Why do you suppose that humility is first in the Beatitudes? The Beatitudes are not haphazardly presented. Jesus didn’t just say what Christian characteristics He could remember like “Oh yes, and being pure in heart is also important.” They are in obvious order. Each one suggests the next, and leads to the next. That is why poor in spirit/humility is first. It is the basic element in becoming a Christian. Until a soul is humbled, until we truly realize who we are without Christ, we will not recognize our need for Christ. “The door into His kingdom is low, and no one who stands tall will ever go through it”—John MacArthur (2). Being poor in spirit is the first Beatitude because humility must precede everything else. No one can receive the kingdom until he recognizes that he is unworthy of the kingdom. James 4:6 says, “God resists the proud, but gives grace to the humble.” Where self is exalted, Christ cannot be. Where self is king, Christ cannot be. Until the proud in spirit become the “poor in spirit,” they cannot receive the King or the kingdom.
How to Achieve Being Poor in Spirit
How then, do we become poor in spirit? First of all (with respect to salvation), it cannot start with us. It isn’t something we can accomplish in our own power. We are already down; humility simply recognizes this truth. The fulfillment of that recognition depends on God’s saving work at conversion.
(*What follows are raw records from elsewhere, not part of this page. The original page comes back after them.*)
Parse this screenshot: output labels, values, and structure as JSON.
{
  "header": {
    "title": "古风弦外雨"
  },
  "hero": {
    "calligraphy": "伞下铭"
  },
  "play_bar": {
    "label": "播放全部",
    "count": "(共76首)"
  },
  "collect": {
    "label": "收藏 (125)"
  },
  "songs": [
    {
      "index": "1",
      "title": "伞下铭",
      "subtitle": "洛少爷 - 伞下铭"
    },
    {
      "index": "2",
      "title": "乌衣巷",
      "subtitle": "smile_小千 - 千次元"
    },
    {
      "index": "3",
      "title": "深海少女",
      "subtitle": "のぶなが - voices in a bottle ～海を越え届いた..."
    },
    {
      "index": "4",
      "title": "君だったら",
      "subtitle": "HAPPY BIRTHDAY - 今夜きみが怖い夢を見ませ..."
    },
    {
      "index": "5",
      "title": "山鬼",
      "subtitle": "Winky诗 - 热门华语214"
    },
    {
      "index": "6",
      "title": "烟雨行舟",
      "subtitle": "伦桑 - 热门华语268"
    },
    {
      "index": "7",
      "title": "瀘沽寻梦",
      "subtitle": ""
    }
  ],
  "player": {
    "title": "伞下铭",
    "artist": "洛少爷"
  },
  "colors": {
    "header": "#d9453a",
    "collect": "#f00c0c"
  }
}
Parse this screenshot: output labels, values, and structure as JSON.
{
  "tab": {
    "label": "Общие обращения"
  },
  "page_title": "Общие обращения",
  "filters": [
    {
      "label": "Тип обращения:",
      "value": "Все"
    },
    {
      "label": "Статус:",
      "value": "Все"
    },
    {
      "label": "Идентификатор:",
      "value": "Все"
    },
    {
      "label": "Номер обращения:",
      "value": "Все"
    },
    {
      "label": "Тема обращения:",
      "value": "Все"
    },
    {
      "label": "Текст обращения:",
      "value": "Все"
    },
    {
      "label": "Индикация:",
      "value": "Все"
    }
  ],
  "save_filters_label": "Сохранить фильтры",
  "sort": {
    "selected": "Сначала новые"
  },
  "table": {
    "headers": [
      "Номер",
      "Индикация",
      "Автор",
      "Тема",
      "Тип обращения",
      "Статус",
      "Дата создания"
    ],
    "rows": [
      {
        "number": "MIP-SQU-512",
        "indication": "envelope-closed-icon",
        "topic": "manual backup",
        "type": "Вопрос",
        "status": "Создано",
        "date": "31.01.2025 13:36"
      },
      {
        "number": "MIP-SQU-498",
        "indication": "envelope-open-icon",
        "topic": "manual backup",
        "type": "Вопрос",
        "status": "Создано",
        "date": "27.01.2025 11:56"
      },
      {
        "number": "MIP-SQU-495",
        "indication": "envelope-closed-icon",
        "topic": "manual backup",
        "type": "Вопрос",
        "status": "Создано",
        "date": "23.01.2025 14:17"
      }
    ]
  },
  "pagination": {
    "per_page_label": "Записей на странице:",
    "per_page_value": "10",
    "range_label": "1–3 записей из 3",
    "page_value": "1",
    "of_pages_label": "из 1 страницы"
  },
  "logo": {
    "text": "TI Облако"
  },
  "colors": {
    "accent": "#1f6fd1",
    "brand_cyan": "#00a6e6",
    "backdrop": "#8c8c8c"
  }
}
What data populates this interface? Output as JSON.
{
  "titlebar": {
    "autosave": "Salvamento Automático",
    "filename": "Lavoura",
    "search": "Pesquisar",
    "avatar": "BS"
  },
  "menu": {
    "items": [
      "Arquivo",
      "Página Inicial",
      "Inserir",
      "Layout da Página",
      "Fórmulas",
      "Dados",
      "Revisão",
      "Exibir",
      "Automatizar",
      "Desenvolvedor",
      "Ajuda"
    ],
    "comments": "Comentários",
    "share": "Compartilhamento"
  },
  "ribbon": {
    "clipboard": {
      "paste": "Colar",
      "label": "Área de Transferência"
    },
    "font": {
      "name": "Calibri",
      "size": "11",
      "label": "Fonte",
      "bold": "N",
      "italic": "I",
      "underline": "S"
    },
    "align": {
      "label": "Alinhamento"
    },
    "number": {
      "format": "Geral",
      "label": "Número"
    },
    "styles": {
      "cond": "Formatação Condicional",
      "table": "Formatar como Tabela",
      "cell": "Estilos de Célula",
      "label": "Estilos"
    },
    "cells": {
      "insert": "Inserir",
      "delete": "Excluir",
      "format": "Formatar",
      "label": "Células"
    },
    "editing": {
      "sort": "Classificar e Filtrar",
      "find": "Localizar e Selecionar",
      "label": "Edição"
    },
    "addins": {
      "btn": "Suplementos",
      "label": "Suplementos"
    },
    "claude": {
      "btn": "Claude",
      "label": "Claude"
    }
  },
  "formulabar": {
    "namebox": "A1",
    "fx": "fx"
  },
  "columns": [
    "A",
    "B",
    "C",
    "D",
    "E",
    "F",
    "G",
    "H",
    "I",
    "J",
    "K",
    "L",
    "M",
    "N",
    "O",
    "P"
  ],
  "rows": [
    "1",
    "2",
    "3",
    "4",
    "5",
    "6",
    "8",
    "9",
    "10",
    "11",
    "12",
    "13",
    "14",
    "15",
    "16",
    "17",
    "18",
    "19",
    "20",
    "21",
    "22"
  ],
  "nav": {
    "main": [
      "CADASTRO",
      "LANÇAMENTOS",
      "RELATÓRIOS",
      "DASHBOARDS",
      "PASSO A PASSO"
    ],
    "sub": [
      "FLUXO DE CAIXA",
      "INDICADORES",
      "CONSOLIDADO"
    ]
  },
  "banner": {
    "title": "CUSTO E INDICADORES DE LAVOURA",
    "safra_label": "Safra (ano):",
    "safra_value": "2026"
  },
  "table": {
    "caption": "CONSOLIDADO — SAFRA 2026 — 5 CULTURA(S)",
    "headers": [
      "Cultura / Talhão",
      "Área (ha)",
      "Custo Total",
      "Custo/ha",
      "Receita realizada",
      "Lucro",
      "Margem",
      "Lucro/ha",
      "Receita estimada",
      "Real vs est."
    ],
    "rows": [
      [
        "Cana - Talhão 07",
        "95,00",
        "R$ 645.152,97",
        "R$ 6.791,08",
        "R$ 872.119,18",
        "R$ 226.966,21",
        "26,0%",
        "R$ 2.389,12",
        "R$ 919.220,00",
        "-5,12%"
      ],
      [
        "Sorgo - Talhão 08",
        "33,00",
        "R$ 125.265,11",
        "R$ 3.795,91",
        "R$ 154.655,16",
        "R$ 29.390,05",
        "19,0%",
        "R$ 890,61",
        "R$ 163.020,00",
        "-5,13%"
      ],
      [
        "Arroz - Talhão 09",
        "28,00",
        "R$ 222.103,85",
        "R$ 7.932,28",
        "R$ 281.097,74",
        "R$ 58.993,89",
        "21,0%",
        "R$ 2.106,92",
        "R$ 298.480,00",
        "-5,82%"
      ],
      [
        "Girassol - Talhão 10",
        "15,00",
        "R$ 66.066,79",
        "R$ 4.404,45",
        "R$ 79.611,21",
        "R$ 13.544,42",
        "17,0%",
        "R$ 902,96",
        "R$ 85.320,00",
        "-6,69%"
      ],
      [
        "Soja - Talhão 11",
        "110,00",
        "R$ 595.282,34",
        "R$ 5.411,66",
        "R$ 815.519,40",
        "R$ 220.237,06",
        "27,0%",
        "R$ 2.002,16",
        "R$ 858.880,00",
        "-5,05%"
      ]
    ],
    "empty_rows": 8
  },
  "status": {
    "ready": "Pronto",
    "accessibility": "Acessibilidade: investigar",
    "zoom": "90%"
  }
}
We are so corrupted by sin that we will never recognize our lowliness and depravity apart from the grace of God. That is why salvation “depends not on human will or exertion (physical or mental effort), but on God, who has mercy” (Rom. 9:16). Humility (being poor in spirit) is not a necessary human work to make us worthy, but a necessary divine work to make us see that we are unworthy and cannot change our condition without God.
But with respect to our Christian lives, we need to strive to attain humility (again, this too is not apart from the grace of God):
The first step in experiencing humility is to turn our eyes off ourselves and look to God. When we study God’s Word, seek His face in prayer, and sincerely desire to be near Him and please Him, we move toward being “poor in spirit.” It is the vision of a holy God in all His greatness, splendor, majesty, and perfection that allows us to see ourselves as sinners by contrast.
Second, we must starve the flesh by removing the things on which it feeds. You’ve probably heard it said before, “What you feed will live; what you starve will die.” And that is what we must do with our flesh. “And those who belong to Christ Jesus have crucified the flesh with its passions and desires” (Gal. 5:24).
Third, we must continually ask God for it. With David we should pray, “Create in me a clean heart, O God, and renew a right spirit within me” (Psalm 51:10). Also, as with every good thing, God is more than willing to give than we are to ask for it, and He stands ready to give it.
The Result of Being Poor in Spirit
What does Jesus say is the result of those who are poor in spirit? “For theirs is the kingdom of heaven.” Those who come to the King in this humility inherit His kingdom. Those who come to the Lord with broken hearts do not leave with broken hearts: “The LORD is near to the brokenhearted and saves the crushed in spirit” (Psalm 34:18). In giving up their own kingdom, the poor in spirit inherit God’s. Are you poor in spirit? If not, why not?
1. John MacArthur, Matthew 1-7/ John MacArthur . (Chicago, IL: Moody Publishers, 1985), 145.
2. John MacArthur, Matthew 1-7/ John MacArthur . (Chicago, IL: Moody Publishers, 1985), 148.